For this reason, manufacturing companies in Singapore are required to implement adequate health and safety systems in accordance with the Workplace Safety and Health Act (WSH Act) that companies and their employees must adhere to at all times. Failure to do so not only jeopardises the wellbeing of workers and their productivity, it also exposes the organisation to penalties including fines and prison sentences.
Last year, a manufacturing company was charged under the WSH Act for workplace health and safety failings which led to the deaths of two employees within a two-month period in 2016. More recently, a fire at a factory in Singapore claimed the lives of three workers and severely injured five others. An investigation was launched under the WSH Act to determine its cause.
The physically demanding nature of most factory work puts workers at risk of developing musculoskeletal disorders (MSDs). MSDs include injuries to joints, muscles, tendons, ligaments and other parts of the human musculoskeletal system. Overexertion can also cause dehydration and heat exhaustion, especially in confined spaces where hot machinery is in operation.
Workers in manufacturing plants are often required to be on their feet in the same position for extended periods of time while performing the same tasks over and over. This can lead to repetitive strain injuries which affect the musculoskeletal or nervous system.
Factory workers are prone to slipping or tripping up when they are required to move quickly, especially if floor surfaces are uneven, cluttered, or covered in spilt liquids. Slipping or tripping in a factory environment can result in severe injuries due to the presence of sharp objects, harmful materials, and dangerous equipment.
In factory settings where hazardous chemicals are used, the risk of serious injury is ever-present. Workers in such environments can suffer respiratory problems through the inhalation of toxic fumes or severe burns from contact with corrosive substances. Prolonged exposure to harmful materials can lead to a range of health conditions. In some cases, it can cause life-threatening diseases like cancer. Flammable chemicals pose an additional risk since they can catch fire or explode if not stored or handled correctly. The WSH Act likewise contains a list of substances that are considered hazardous.
In almost any factory setting workers are at risk of suffering burns from fires, corrosive substances, or hot machine parts. Fires can break out due to a range of things, including faulty electrical wiring and the improper storage or handling of flammable materials.
Injuries caused by falling objects are all too common in the manufacturing sector. Workers can be killed or severely maimed when pieces of equipment or other objects fall on them from elevated areas. Falling objects can also cause brain damage or paralysis.
A large number of injuries in factories are caused by accidents involving on-site vehicles like forklifts. A single vehicle collision in a factory environment can result in multiple casualties.
Some factory employees are required to work in extremely hot or cold conditions. If these workers do not have the proper clothing or are not trained properly, they can suffer from conditions such as hypothermia, heat stroke, and heat exhaustion. If untreated, these conditions can be fatal.
There is no denying the fact that factory environments contain numerous health and safety risks.

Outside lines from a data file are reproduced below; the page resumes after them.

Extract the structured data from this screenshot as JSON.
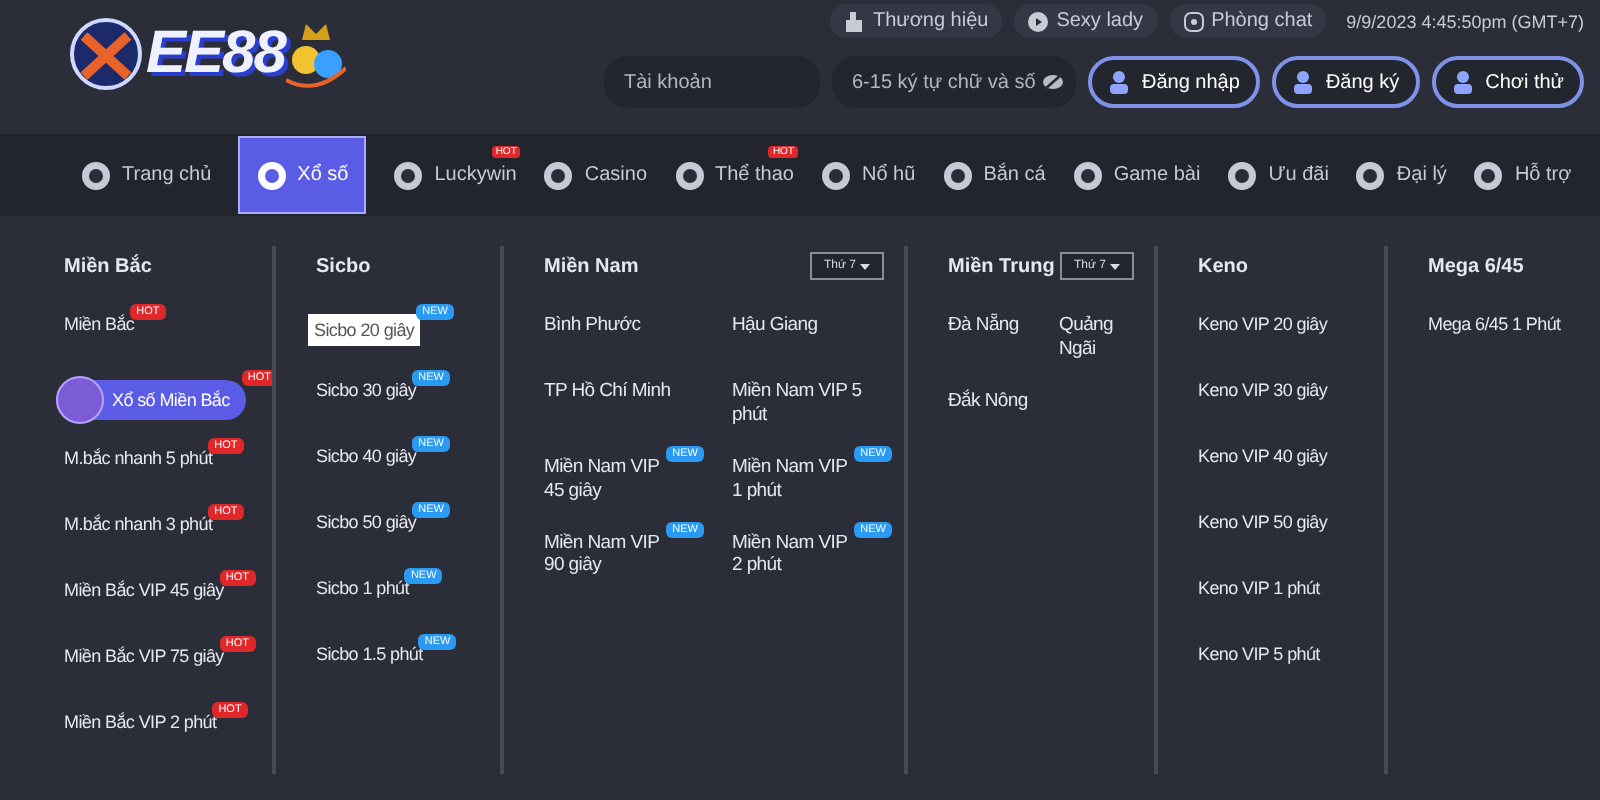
{
  "logo": {
    "text": "EE88"
  },
  "top_links": [
    {
      "label": "Thương hiệu"
    },
    {
      "label": "Sexy lady"
    },
    {
      "label": "Phòng chat"
    }
  ],
  "datetime": "9/9/2023 4:45:50pm  (GMT+7)",
  "login": {
    "username_placeholder": "Tài khoản",
    "password_placeholder": "6-15 ký tự chữ và số",
    "buttons": [
      "Đăng nhập",
      "Đăng ký",
      "Chơi thử"
    ]
  },
  "nav": [
    {
      "label": "Trang chủ",
      "selected": false
    },
    {
      "label": "Xổ số",
      "selected": true
    },
    {
      "label": "Luckywin",
      "selected": false,
      "badge": "HOT"
    },
    {
      "label": "Casino",
      "selected": false
    },
    {
      "label": "Thể thao",
      "selected": false,
      "badge": "HOT"
    },
    {
      "label": "Nổ hũ",
      "selected": false
    },
    {
      "label": "Bắn cá",
      "selected": false
    },
    {
      "label": "Game bài",
      "selected": false
    },
    {
      "label": "Ưu đãi",
      "selected": false
    },
    {
      "label": "Đại lý",
      "selected": false
    },
    {
      "label": "Hỗ trợ",
      "selected": false
    }
  ],
  "columns": [
    {
      "title": "Miền Bắc",
      "kind": "list",
      "items": [
        {
          "label": "Miền Bắc",
          "badge": "HOT",
          "featured": false
        },
        {
          "label": "Xổ số Miền Bắc",
          "badge": "HOT",
          "featured": true
        },
        {
          "label": "M.bắc nhanh 5 phút",
          "badge": "HOT",
          "featured": false
        },
        {
          "label": "M.bắc nhanh 3 phút",
          "badge": "HOT",
          "featured": false
        },
        {
          "label": "Miền Bắc VIP 45 giây",
          "badge": "HOT",
          "featured": false
        },
        {
          "label": "Miền Bắc VIP 75 giây",
          "badge": "HOT",
          "featured": false
        },
        {
          "label": "Miền Bắc VIP 2 phút",
          "badge": "HOT",
          "featured": false
        }
      ]
    },
    {
      "title": "Sicbo",
      "kind": "list",
      "items": [
        {
          "label": "Sicbo 20 giây",
          "badge": "NEW",
          "selected": true
        },
        {
          "label": "Sicbo 30 giây",
          "badge": "NEW",
          "selected": false
        },
        {
          "label": "Sicbo 40 giây",
          "badge": "NEW",
          "selected": false
        },
        {
          "label": "Sicbo 50 giây",
          "badge": "NEW",
          "selected": false
        },
        {
          "label": "Sicbo 1 phút",
          "badge": "NEW",
          "selected": false
        },
        {
          "label": "Sicbo 1.5 phút",
          "badge": "NEW",
          "selected": false
        }
      ]
    },
    {
      "title": "Miền Nam",
      "kind": "grid",
      "dropdown": "Thứ 7",
      "items": [
        {
          "label": "Bình Phước"
        },
        {
          "label": "Hậu Giang"
        },
        {
          "label": "TP Hồ Chí Minh"
        },
        {
          "label": "Miền Nam VIP 5 phút"
        },
        {
          "label": "Miền Nam VIP 45 giây",
          "badge": "NEW"
        },
        {
          "label": "Miền Nam VIP 1 phút",
          "badge": "NEW"
        },
        {
          "label": "Miền Nam VIP 90 giây",
          "badge": "NEW"
        },
        {
          "label": "Miền Nam VIP 2 phút",
          "badge": "NEW"
        }
      ]
    },
    {
      "title": "Miền Trung",
      "kind": "grid",
      "dropdown": "Thứ 7",
      "items": [
        {
          "label": "Đà Nẵng"
        },
        {
          "label": "Quảng Ngãi"
        },
        {
          "label": "Đắk Nông"
        }
      ]
    },
    {
      "title": "Keno",
      "kind": "list",
      "items": [
        {
          "label": "Keno VIP 20 giây"
        },
        {
          "label": "Keno VIP 30 giây"
        },
        {
          "label": "Keno VIP 40 giây"
        },
        {
          "label": "Keno VIP 50 giây"
        },
        {
          "label": "Keno VIP 1 phút"
        },
        {
          "label": "Keno VIP 5 phút"
        }
      ]
    },
    {
      "title": "Mega 6/45",
      "kind": "list",
      "items": [
        {
          "label": "Mega 6/45 1 Phút"
        }
      ]
    }
  ]
}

However, these risks can be alleviated, and some can even be eliminated, if the correct occupational health and safety measures are implemented.
Simple measures, such as a requirement that workers wear hardhats at all times, can help prevent some of the most common factory-related injuries.
Certain measures are mandated under the WSH Act. For example, a workplace must have a permit-to-work system for managing work at height, as well as a rigorous fall prevention plan, according to the Act. These requirements apply to any workplace where there is a possibility of a worker falling more than three meters.
The WSH Act also requires factories to obtain a certificate of registration. For more information, please refer to the Workplace Safety and Health (Registration of Factories) Regulations 2008.
The best way to ensure that you fulfil all occupational health and safety obligations is to partner with a reliable safety equipment provider.